For tax historians (junkies?): Remembering the prelude to §170(l) and the antics of then U.S. Senators Long (Louisiana) and Bentsen (Texas) in this context (after IRS audits were initiated) – enactment of a “non-Code” deduction provision.
Appreciated Property Hilla Rebay p.670
Gifts made of self-created paintings with significant valuations to various public charities.
Held: Excessive valuations; on tax audit significantly reduced to values determined by IRS (supported by IRS valuation experts).
Note the attempt to “bootstrap” value by a sale of a painting to a friend for an excessive price.
Query: Is this the right tax approach for a self-created painting?
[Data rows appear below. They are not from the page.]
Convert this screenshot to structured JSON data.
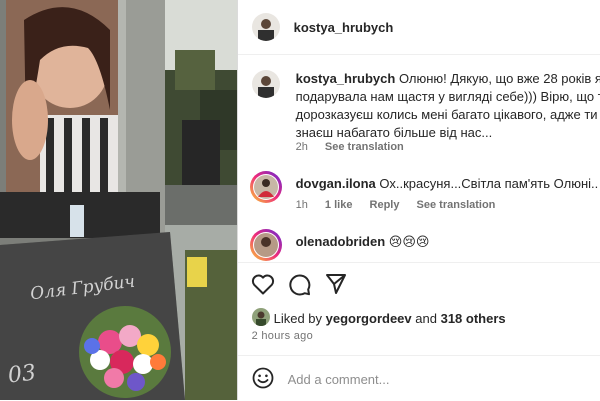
{
  "post": {
    "author": "kostya_hrubych"
  },
  "comments": [
    {
      "username": "kostya_hrubych",
      "lines": [
        "Олюню! Дякую, що вже 28 років як",
        "подарувала нам щастя у вигляді себе))) Вірю, що ти ш",
        "дорозказуєш колись мені багато цікавого, адже ти тепе",
        "знаєш набагато більше від нас..."
      ],
      "time": "2h",
      "translate": "See translation"
    },
    {
      "username": "dovgan.ilona",
      "text": "Ох..красуня...Світла пам'ять Олюні..",
      "time": "1h",
      "likes": "1 like",
      "reply": "Reply",
      "translate": "See translation"
    },
    {
      "username": "olenadobriden",
      "text": "😢😢😢"
    }
  ],
  "actions": {
    "like_icon": "heart-icon",
    "comment_icon": "comment-icon",
    "share_icon": "send-icon"
  },
  "liked_by": {
    "prefix": "Liked by",
    "user": "yegorgordeev",
    "and": "and",
    "others": "318 others"
  },
  "posted_ago": "2 hours ago",
  "add_comment": {
    "placeholder": "Add a comment...",
    "emoji_icon": "emoji-icon"
  },
  "photo": {
    "inscription": "Оля Грубич",
    "date_fragment": "03"
  }
}
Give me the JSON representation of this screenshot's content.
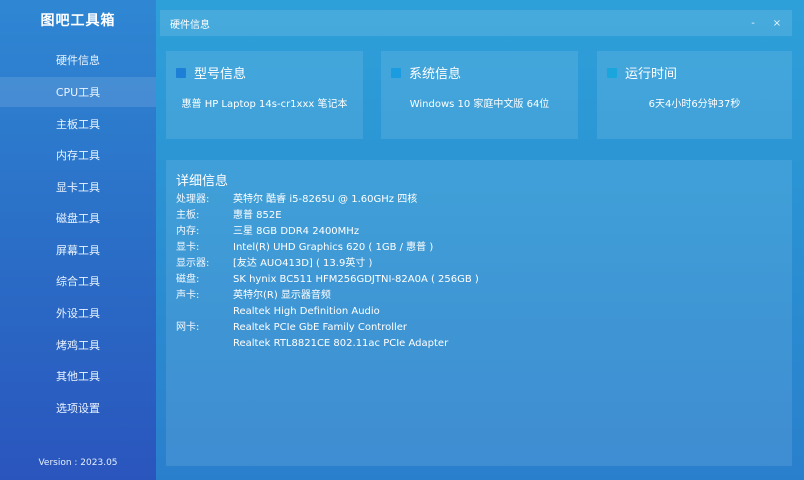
{
  "app_title": "图吧工具箱",
  "version": "Version : 2023.05",
  "sidebar": {
    "items": [
      {
        "label": "硬件信息"
      },
      {
        "label": "CPU工具"
      },
      {
        "label": "主板工具"
      },
      {
        "label": "内存工具"
      },
      {
        "label": "显卡工具"
      },
      {
        "label": "磁盘工具"
      },
      {
        "label": "屏幕工具"
      },
      {
        "label": "综合工具"
      },
      {
        "label": "外设工具"
      },
      {
        "label": "烤鸡工具"
      },
      {
        "label": "其他工具"
      },
      {
        "label": "选项设置"
      }
    ],
    "active_index": 1
  },
  "window": {
    "title": "硬件信息",
    "minimize": "-",
    "close": "×"
  },
  "cards": {
    "model": {
      "title": "型号信息",
      "value": "惠普 HP Laptop 14s-cr1xxx 笔记本",
      "icon_color": "#1e7fd6",
      "icon": "model-square-icon"
    },
    "system": {
      "title": "系统信息",
      "value": "Windows 10 家庭中文版 64位",
      "icon_color": "#1b9be0",
      "icon": "windows-square-icon"
    },
    "uptime": {
      "title": "运行时间",
      "value": "6天4小时6分钟37秒",
      "icon_color": "#1aa6dc",
      "icon": "clock-square-icon"
    }
  },
  "detail": {
    "title": "详细信息",
    "rows": [
      {
        "label": "处理器:",
        "value": "英特尔 酷睿 i5-8265U @ 1.60GHz 四核"
      },
      {
        "label": "主板:",
        "value": "惠普 852E"
      },
      {
        "label": "内存:",
        "value": "三星 8GB DDR4 2400MHz"
      },
      {
        "label": "显卡:",
        "value": "Intel(R) UHD Graphics 620 ( 1GB / 惠普 )"
      },
      {
        "label": "显示器:",
        "value": "[友达 AUO413D] ( 13.9英寸 )"
      },
      {
        "label": "磁盘:",
        "value": "SK hynix BC511 HFM256GDJTNI-82A0A ( 256GB )"
      },
      {
        "label": "声卡:",
        "value": "英特尔(R) 显示器音频"
      },
      {
        "label": "",
        "value": "Realtek High Definition Audio"
      },
      {
        "label": "网卡:",
        "value": "Realtek PCIe GbE Family Controller"
      },
      {
        "label": "",
        "value": "Realtek RTL8821CE 802.11ac PCIe Adapter"
      }
    ]
  }
}
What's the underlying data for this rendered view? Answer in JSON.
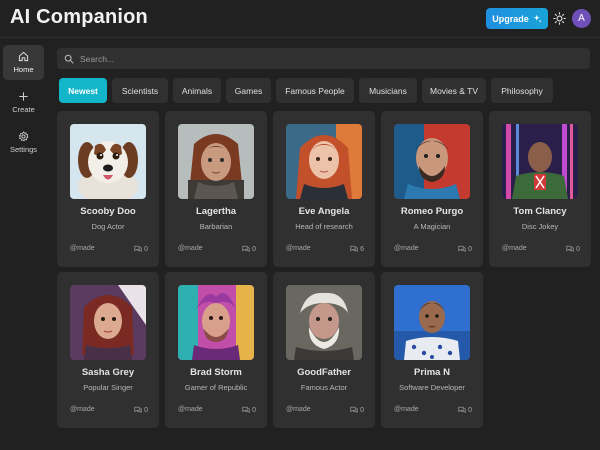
{
  "app": {
    "title": "AI Companion"
  },
  "header": {
    "upgrade_label": "Upgrade",
    "upgrade_icon": "sparkles-icon",
    "theme_icon": "sun-icon",
    "avatar_initial": "A"
  },
  "sidebar": {
    "items": [
      {
        "label": "Home",
        "icon": "home-icon",
        "active": true
      },
      {
        "label": "Create",
        "icon": "plus-icon",
        "active": false
      },
      {
        "label": "Settings",
        "icon": "gear-icon",
        "active": false
      }
    ]
  },
  "search": {
    "placeholder": "Search...",
    "value": ""
  },
  "categories": {
    "items": [
      {
        "label": "Newest",
        "active": true
      },
      {
        "label": "Scientists"
      },
      {
        "label": "Animals"
      },
      {
        "label": "Games"
      },
      {
        "label": "Famous People"
      },
      {
        "label": "Musicians"
      },
      {
        "label": "Movies & TV"
      },
      {
        "label": "Philosophy"
      }
    ]
  },
  "companions": [
    {
      "name": "Scooby Doo",
      "description": "Dog Actor",
      "author": "@made",
      "messages": "0"
    },
    {
      "name": "Lagertha",
      "description": "Barbarian",
      "author": "@made",
      "messages": "0"
    },
    {
      "name": "Eve Angela",
      "description": "Head of research",
      "author": "@made",
      "messages": "6"
    },
    {
      "name": "Romeo Purgo",
      "description": "A Magician",
      "author": "@made",
      "messages": "0"
    },
    {
      "name": "Tom Clancy",
      "description": "Disc Jokey",
      "author": "@made",
      "messages": "0"
    },
    {
      "name": "Sasha Grey",
      "description": "Popular Singer",
      "author": "@made",
      "messages": "0"
    },
    {
      "name": "Brad Storm",
      "description": "Gamer of Republic",
      "author": "@made",
      "messages": "0"
    },
    {
      "name": "GoodFather",
      "description": "Famous Actor",
      "author": "@made",
      "messages": "0"
    },
    {
      "name": "Prima N",
      "description": "Software Developer",
      "author": "@made",
      "messages": "0"
    }
  ],
  "colors": {
    "background": "#212121",
    "surface": "#303030",
    "accent": "#12b5c9",
    "upgrade": "#1f8fe0",
    "avatar": "#6f50b8"
  }
}
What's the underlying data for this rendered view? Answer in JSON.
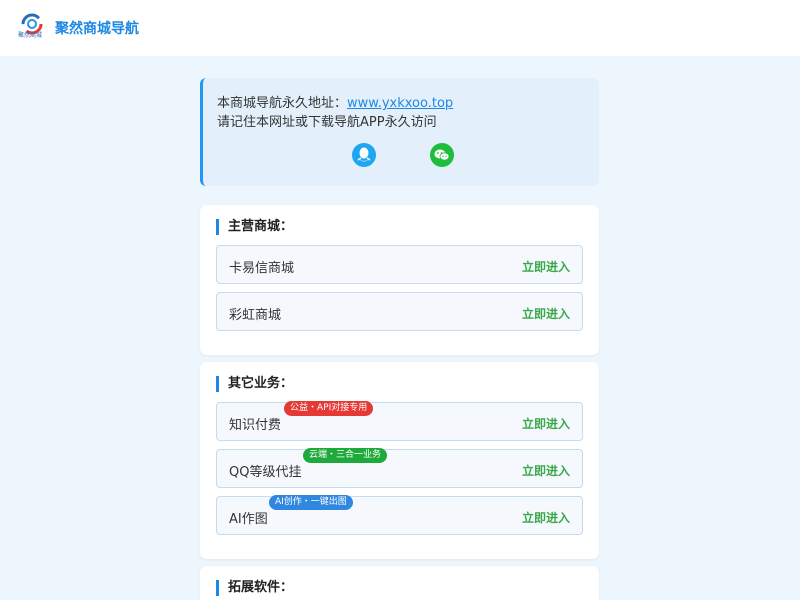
{
  "header": {
    "logo_text": "聚然商城",
    "title": "聚然商城导航"
  },
  "notice": {
    "line1_prefix": "本商城导航永久地址：",
    "url": "www.yxkxoo.top",
    "line2": "请记住本网址或下载导航APP永久访问",
    "icons": [
      "qq-icon",
      "wechat-icon"
    ]
  },
  "sections": [
    {
      "title": "主营商城：",
      "items": [
        {
          "label": "卡易信商城",
          "action": "立即进入"
        },
        {
          "label": "彩虹商城",
          "action": "立即进入"
        }
      ]
    },
    {
      "title": "其它业务：",
      "items": [
        {
          "label": "知识付费",
          "badge": "公益・API对接专用",
          "badge_color": "#e53935",
          "action": "立即进入"
        },
        {
          "label": "QQ等级代挂",
          "badge": "云端・三合一业务",
          "badge_color": "#1eaa3a",
          "action": "立即进入"
        },
        {
          "label": "AI作图",
          "badge": "AI创作・一键出图",
          "badge_color": "#2f87e0",
          "action": "立即进入"
        }
      ]
    },
    {
      "title": "拓展软件：",
      "items": []
    }
  ],
  "colors": {
    "accent": "#1e88e5",
    "go": "#3aa84a",
    "background": "#eef6fd"
  }
}
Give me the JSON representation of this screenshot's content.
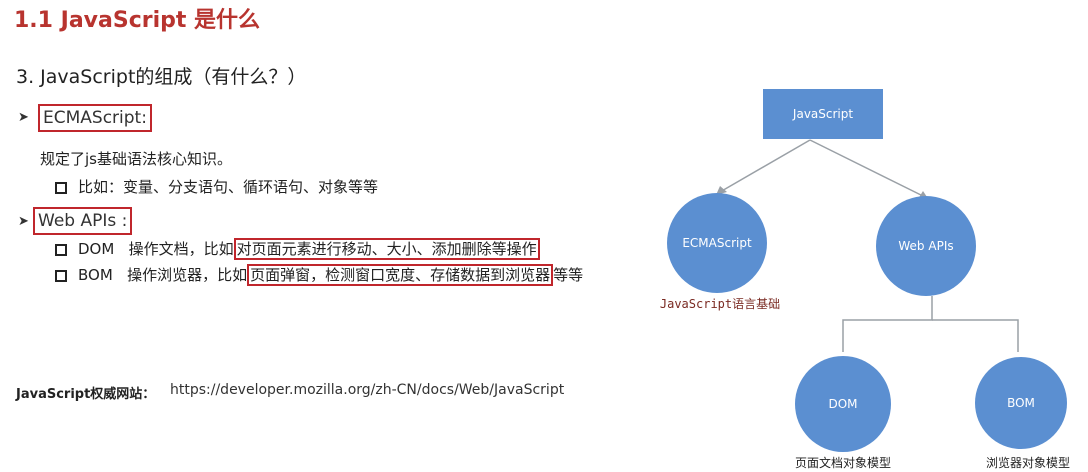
{
  "title": "1.1 JavaScript 是什么",
  "heading": "3. JavaScript的组成（有什么？）",
  "ecma": {
    "label": "ECMAScript:",
    "desc": "规定了js基础语法核心知识。",
    "example": "比如：变量、分支语句、循环语句、对象等等"
  },
  "webapis": {
    "label": "Web APIs :",
    "dom_prefix": "DOM   操作文档，比如",
    "dom_highlight": "对页面元素进行移动、大小、添加删除等操作",
    "bom_prefix": "BOM   操作浏览器，比如",
    "bom_highlight": "页面弹窗，检测窗口宽度、存储数据到浏览器",
    "bom_suffix": "等等"
  },
  "site": {
    "label": "JavaScript权威网站：",
    "url": "https://developer.mozilla.org/zh-CN/docs/Web/JavaScript"
  },
  "diagram": {
    "root": "JavaScript",
    "ecma_node": "ECMAScript",
    "ecma_sub": "JavaScript语言基础",
    "webapis_node": "Web APIs",
    "dom_node": "DOM",
    "dom_sub": "页面文档对象模型",
    "bom_node": "BOM",
    "bom_sub": "浏览器对象模型"
  },
  "colors": {
    "title": "#b8342f",
    "highlight_border": "#c0262c",
    "node_fill": "#5b8fd1",
    "connector": "#9aa0a6"
  }
}
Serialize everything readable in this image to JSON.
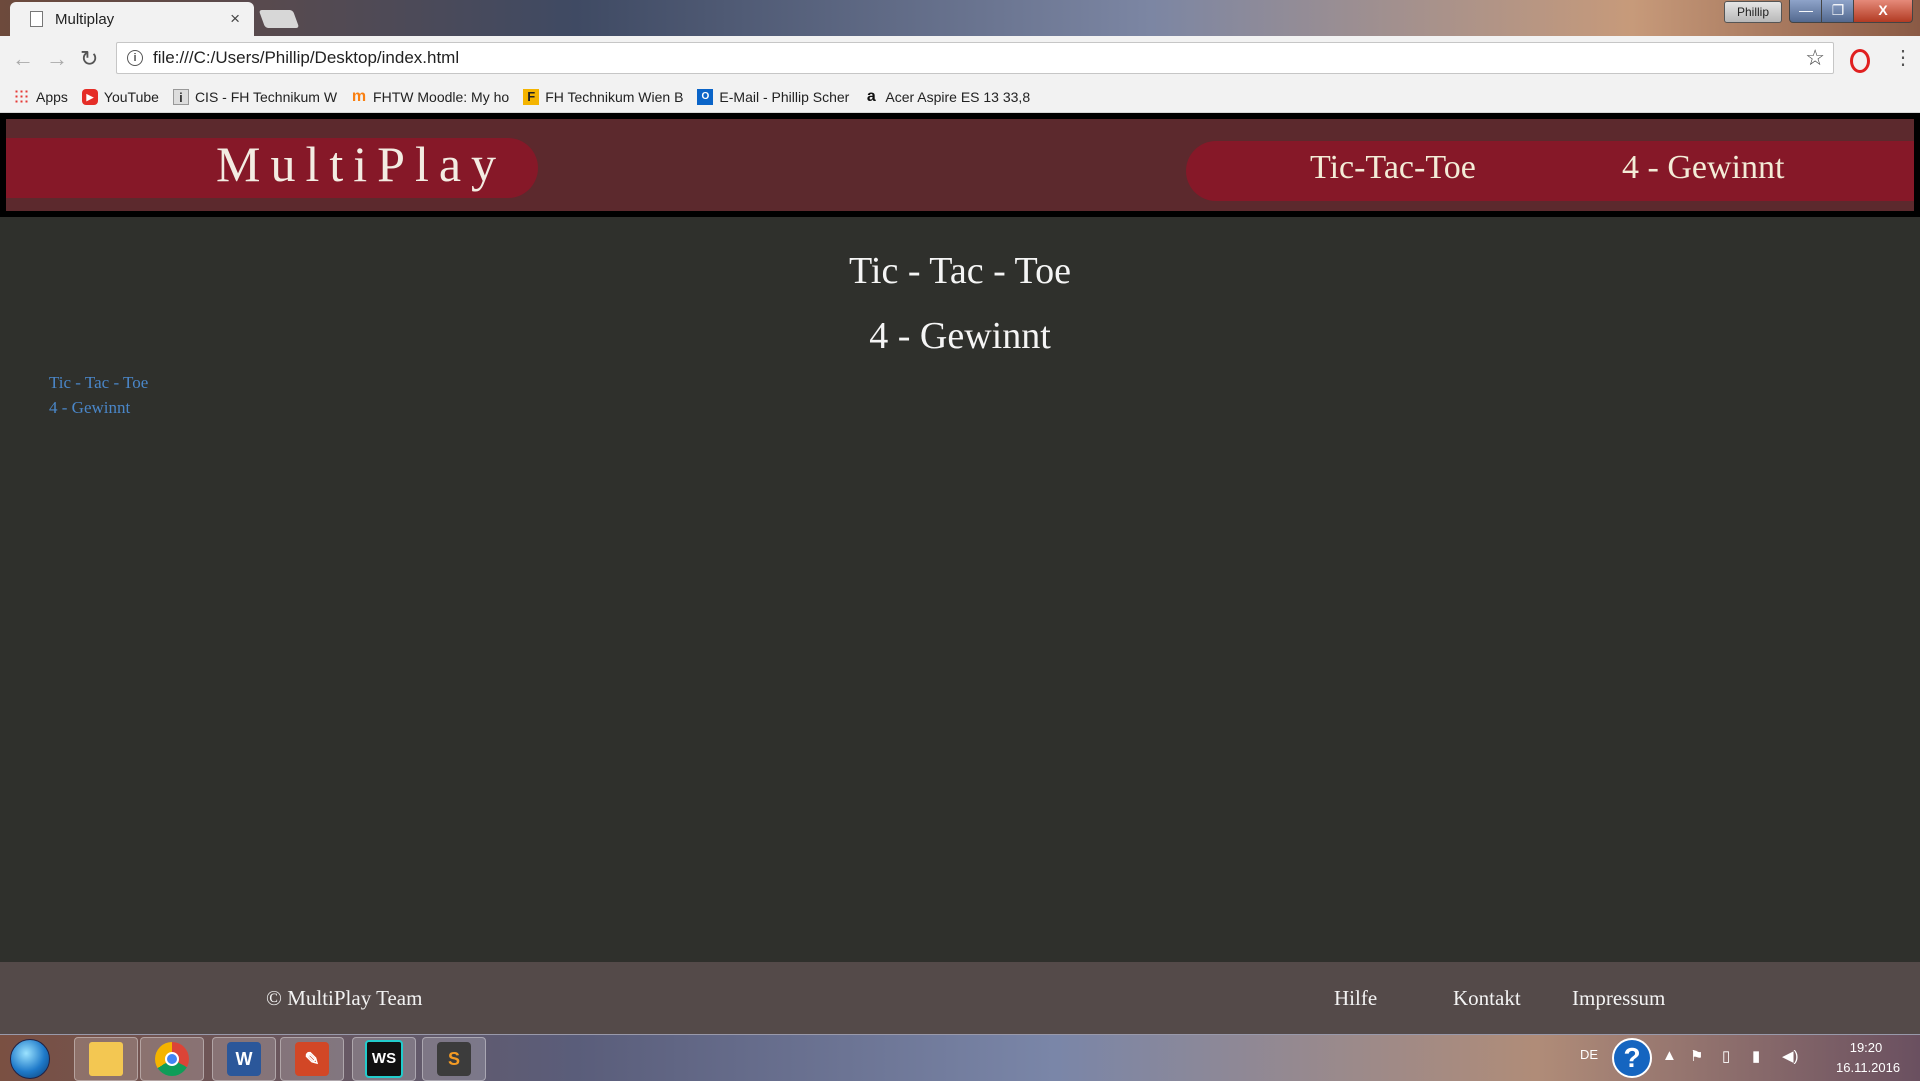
{
  "browser": {
    "tab_title": "Multiplay",
    "tab_close": "×",
    "profile_name": "Phillip",
    "window_controls": {
      "minimize": "—",
      "maximize": "❐",
      "close": "X"
    },
    "nav": {
      "back": "←",
      "forward": "→",
      "reload": "↻"
    },
    "url": "file:///C:/Users/Phillip/Desktop/index.html",
    "info_icon": "i",
    "star": "☆",
    "menu": "⋮",
    "bookmarks": [
      {
        "label": "Apps",
        "icon": "apps-icon",
        "glyph": ""
      },
      {
        "label": "YouTube",
        "icon": "youtube-icon",
        "glyph": "▶"
      },
      {
        "label": "CIS - FH Technikum W",
        "icon": "cis-icon",
        "glyph": "i"
      },
      {
        "label": "FHTW Moodle: My ho",
        "icon": "moodle-icon",
        "glyph": "m"
      },
      {
        "label": "FH Technikum Wien B",
        "icon": "fh-icon",
        "glyph": "F"
      },
      {
        "label": "E-Mail - Phillip Scher",
        "icon": "outlook-icon",
        "glyph": "O"
      },
      {
        "label": "Acer Aspire ES 13 33,8",
        "icon": "amazon-icon",
        "glyph": "a"
      }
    ]
  },
  "site": {
    "logo": "MultiPlay",
    "nav": {
      "tictactoe": "Tic-Tac-Toe",
      "vier_gewinnt": "4 - Gewinnt"
    },
    "headings": {
      "tictactoe": "Tic - Tac - Toe",
      "vier_gewinnt": "4 - Gewinnt"
    },
    "side_links": {
      "tictactoe": "Tic - Tac - Toe",
      "vier_gewinnt": "4 - Gewinnt"
    },
    "footer": {
      "copyright": "© MultiPlay Team",
      "links": {
        "hilfe": "Hilfe",
        "kontakt": "Kontakt",
        "impressum": "Impressum"
      }
    }
  },
  "taskbar": {
    "apps": [
      {
        "name": "explorer",
        "glyph": ""
      },
      {
        "name": "chrome",
        "glyph": ""
      },
      {
        "name": "word",
        "glyph": "W"
      },
      {
        "name": "acrobat",
        "glyph": "✎"
      },
      {
        "name": "webstorm",
        "glyph": "WS"
      },
      {
        "name": "sublime",
        "glyph": "S"
      }
    ],
    "language": "DE",
    "help": "?",
    "tray": {
      "up": "▲",
      "flag": "⚑",
      "battery": "▯",
      "signal": "▮",
      "volume": "◀)"
    },
    "time": "19:20",
    "date": "16.11.2016"
  },
  "colors": {
    "page_bg": "#2f302c",
    "header_bg": "#5c292d",
    "header_pill": "#861828",
    "footer_bg": "#544a49",
    "link": "#4a86c8"
  }
}
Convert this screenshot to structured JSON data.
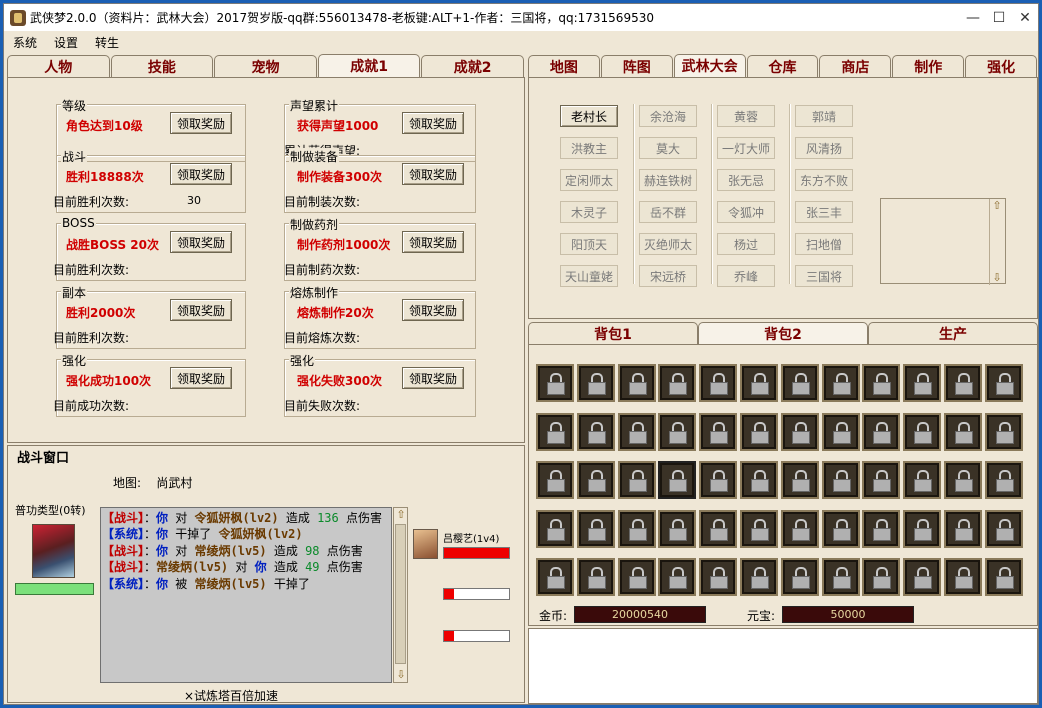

What about the value in the paintings above tax basis - §61 inclusion?
Contributions of Capital Gain Property p.673
§170(e) provides limitations on the deduction for contributions of (1) ordinary income property and (2) certain capital gain property.
- Ordinary income property (e.g., wages)?
- Tangible personal property (but, what if for “use” by the specific charitable recipient?)
- Private charitable foundation as the recipient.
Cf., intangible property (e.g., publicly traded stock) donated to a public charity (&, also, to a private charitable foundation; see §170(e)(5)).
Possible Recapture of the §170 Deduction p.674
§170(e)(1)(B)(i)(II) limits deduction to basis for contribution of tangible personal property when (1) sold by donee before the end of the year and (2) no certification re use of property by donee.
§170(e)(7) requires recapture of deduction in excess of basis if property is sold by charitable donee within three years unless a certification is provided re use by charitable donee.
Purpose of this limitation: Treat charity as the agent of donor for selling appreciated property?
Substantiation Requirements p.674
§170(f)(8) – Substantiation requirements mandate a written acknowledgement when the gift is over $250. Must be contemporaneous.
Including for cash & checks: §170(f)(17).
Must include information that no goods or services were provided to the donor as a “quid pro quo.”
Substantiation, continued p.674
If goods or services are provided the donee organization must estimate the value (unless they consist solely of “intangible religious benefits”).
Qualified appraisal is required for $5,000+ contributions. §170(f)(11)(C).
And more than $500,000 - §170(f)(11)(D).
Motor vehicles & boats, etc. - §170(f)(12)
Clothing - §170(f)(16).
Charities & Private Inurement
Reg. §1.501(c)(3) – charitable organization’s activities are to be consistent with public policy.
What about private inurement from the charity to individuals as violating the public purpose?
E.g., consider very high salaries to the employees of the charity (e.g., children), or some other significant beneficial economic arrangements (e.g., automobiles).
Cf., §501(c)(3) org. appeal for contributions & fundraisers take large percentage of proceeds.
Charitable Trusts p.674
1) Charitable lead trust – §170(f)(2)(B). For
deductibility, must provide a guaranteed annuity or fixed percentage. Objective of this provision? No deduction & no income; alternative: deduction but income inclusion.
2) Charitable remainder trust - §170(f)(2)(A) & §664. For deductibility the format of gift must be: (a) a charitable remainder annuity trust (CRAT), or, (b) a charitable remainder unitrust (CRUT). What is objective of this requirement?
Fractional Interests in Property p. 675
1) Real estate and gift of a tenancy in common.
2) Fractional (vertical) interest in a painting (e.g., 50% tenancy in common). §170(o) limit.
3) Remainder - Personal residence or a farm. §170(f)(3)(B)(i).
4) Gift of a conservation easement – see §170(h).
5) Remainder (horizontal) interest in tangible personal property. §170(a)(3) limitation. Do “paintings have legs”?
Charitable Gift of Services p. 675
Any charitable deduction for gift of (volunteer) services to a charity?
What if a deflection occurs of an amount to a charitable organization which would have been compensation? E.g, an entertainer performs free at a charitable fundraiser event. Cf., §74(b).
What about a (rare) blood donation?
Mileage for the use of a passenger automobile - 14¢ per mile. §170(i). Certainly a low mileage allowance - why?